■ **Material for the task**
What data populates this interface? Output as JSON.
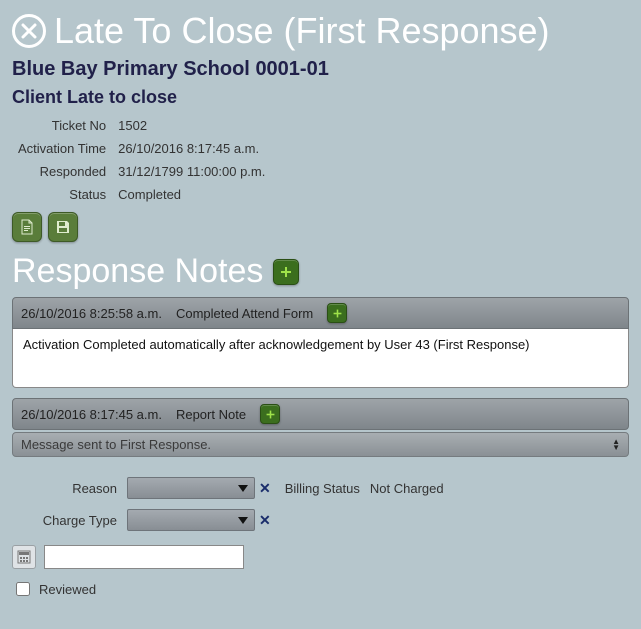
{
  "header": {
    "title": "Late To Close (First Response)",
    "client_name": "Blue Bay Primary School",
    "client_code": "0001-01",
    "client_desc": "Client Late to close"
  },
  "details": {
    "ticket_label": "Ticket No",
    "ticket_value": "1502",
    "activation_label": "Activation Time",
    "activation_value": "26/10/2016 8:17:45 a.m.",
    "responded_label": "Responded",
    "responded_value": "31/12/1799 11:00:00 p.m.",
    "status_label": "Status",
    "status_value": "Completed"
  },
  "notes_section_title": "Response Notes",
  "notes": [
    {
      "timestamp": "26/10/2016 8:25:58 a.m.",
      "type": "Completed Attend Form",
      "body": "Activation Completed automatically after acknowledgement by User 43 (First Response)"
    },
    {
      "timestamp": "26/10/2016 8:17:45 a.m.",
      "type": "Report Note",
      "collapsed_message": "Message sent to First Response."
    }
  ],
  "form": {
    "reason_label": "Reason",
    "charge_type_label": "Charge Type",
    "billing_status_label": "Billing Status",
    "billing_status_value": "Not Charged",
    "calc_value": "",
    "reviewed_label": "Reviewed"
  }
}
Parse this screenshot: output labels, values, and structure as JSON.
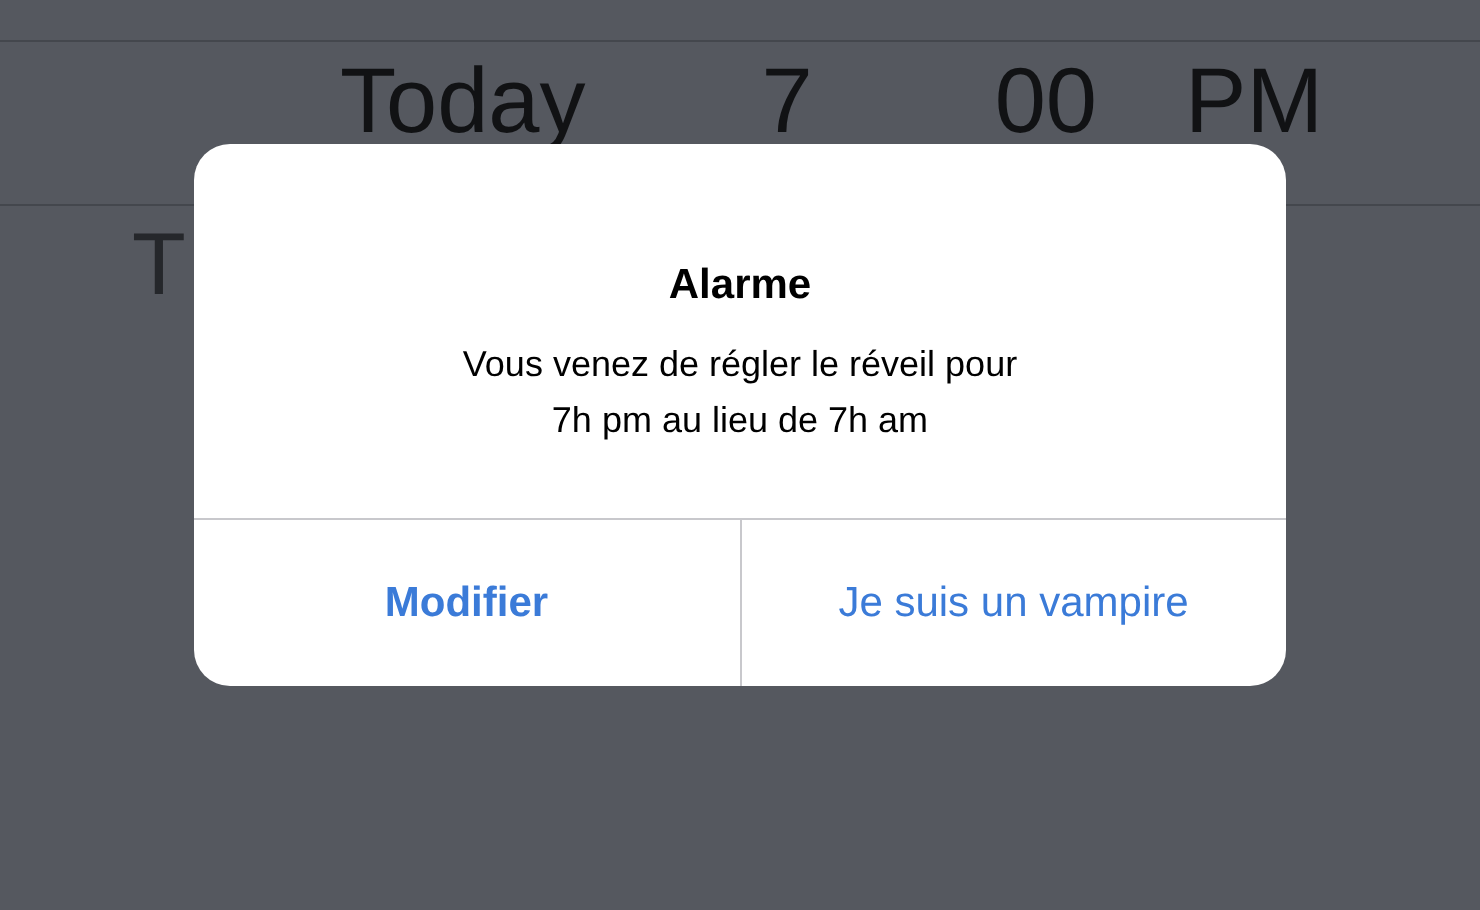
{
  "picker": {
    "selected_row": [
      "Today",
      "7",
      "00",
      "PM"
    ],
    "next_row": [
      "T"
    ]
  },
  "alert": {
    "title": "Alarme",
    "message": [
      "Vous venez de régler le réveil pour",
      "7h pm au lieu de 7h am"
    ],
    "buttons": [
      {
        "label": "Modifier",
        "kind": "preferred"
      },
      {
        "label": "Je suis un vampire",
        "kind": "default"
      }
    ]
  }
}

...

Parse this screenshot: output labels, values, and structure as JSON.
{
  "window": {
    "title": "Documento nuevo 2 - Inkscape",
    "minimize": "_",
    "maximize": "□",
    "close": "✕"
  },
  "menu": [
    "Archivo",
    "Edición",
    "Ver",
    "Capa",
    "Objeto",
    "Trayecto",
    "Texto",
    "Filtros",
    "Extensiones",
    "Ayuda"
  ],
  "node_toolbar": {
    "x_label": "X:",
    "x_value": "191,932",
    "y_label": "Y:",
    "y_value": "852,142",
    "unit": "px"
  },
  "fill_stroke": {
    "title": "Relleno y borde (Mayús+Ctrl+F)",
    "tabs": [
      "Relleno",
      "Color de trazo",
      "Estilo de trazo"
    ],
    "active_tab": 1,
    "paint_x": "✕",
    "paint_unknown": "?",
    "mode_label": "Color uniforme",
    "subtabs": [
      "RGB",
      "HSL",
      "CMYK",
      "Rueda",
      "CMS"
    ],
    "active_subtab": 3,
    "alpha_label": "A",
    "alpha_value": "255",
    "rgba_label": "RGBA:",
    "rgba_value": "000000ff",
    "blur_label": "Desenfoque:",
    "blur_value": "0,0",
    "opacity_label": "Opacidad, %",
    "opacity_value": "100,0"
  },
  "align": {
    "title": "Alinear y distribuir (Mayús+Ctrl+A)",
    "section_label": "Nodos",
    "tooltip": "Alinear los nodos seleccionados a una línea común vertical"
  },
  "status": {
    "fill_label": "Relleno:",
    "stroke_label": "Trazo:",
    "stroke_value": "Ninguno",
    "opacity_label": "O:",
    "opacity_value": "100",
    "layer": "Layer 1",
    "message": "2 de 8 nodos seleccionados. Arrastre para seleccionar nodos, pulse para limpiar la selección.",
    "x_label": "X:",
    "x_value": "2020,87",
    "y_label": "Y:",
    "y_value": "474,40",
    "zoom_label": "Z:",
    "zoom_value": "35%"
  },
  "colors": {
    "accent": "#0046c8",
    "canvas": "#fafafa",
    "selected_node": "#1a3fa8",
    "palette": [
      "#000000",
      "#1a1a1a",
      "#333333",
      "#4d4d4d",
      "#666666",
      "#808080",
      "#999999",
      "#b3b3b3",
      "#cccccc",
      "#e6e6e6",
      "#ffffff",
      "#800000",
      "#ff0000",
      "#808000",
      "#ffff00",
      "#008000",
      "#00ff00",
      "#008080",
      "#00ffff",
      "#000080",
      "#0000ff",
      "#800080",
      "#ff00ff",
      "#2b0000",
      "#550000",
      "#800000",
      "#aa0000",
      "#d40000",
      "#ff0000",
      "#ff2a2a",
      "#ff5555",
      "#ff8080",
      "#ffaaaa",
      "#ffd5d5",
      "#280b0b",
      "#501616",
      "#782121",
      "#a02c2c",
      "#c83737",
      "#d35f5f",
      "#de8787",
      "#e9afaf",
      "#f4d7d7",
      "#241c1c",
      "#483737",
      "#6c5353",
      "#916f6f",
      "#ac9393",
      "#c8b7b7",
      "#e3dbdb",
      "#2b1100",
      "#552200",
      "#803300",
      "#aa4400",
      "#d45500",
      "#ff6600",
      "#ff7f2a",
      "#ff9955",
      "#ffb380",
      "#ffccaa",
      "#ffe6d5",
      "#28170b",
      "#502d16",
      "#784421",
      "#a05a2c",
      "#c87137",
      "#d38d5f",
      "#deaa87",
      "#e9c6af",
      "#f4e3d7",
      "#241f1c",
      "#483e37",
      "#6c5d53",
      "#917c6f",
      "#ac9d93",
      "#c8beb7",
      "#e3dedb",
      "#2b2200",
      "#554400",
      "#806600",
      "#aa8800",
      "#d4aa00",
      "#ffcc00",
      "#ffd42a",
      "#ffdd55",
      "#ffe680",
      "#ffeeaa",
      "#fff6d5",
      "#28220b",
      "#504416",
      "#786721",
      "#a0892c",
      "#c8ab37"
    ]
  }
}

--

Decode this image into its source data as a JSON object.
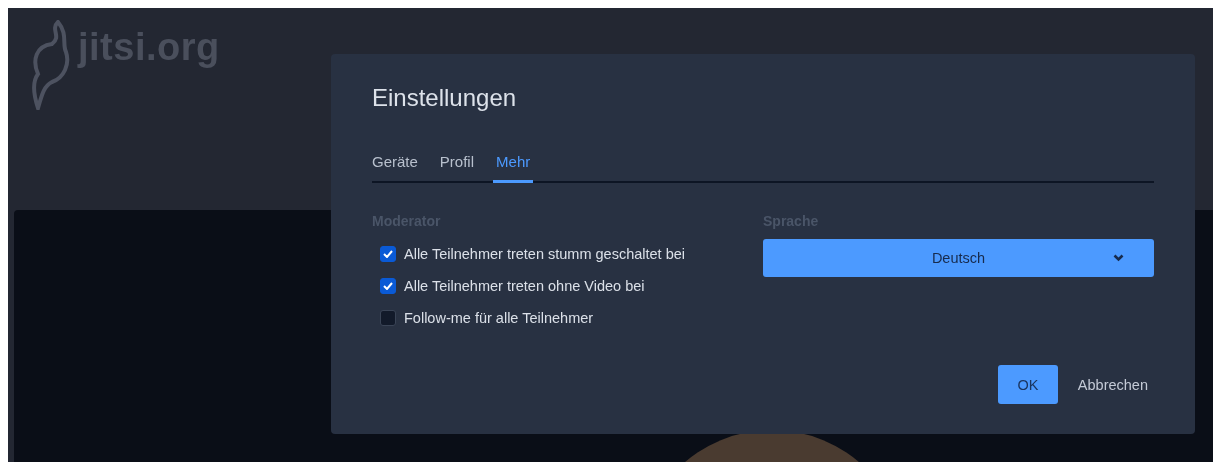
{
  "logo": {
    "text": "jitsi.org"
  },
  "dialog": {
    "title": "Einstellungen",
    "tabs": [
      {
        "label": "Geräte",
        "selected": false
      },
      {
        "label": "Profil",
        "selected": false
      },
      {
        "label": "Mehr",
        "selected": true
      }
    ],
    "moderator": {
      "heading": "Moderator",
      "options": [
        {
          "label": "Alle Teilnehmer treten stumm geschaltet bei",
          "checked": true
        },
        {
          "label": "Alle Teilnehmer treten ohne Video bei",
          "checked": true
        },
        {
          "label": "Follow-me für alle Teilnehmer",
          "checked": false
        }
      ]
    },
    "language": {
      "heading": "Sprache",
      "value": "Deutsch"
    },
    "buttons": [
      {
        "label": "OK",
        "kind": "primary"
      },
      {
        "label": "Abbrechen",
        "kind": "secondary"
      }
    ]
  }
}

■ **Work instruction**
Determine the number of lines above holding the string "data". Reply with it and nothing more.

■ **Exercise output**
2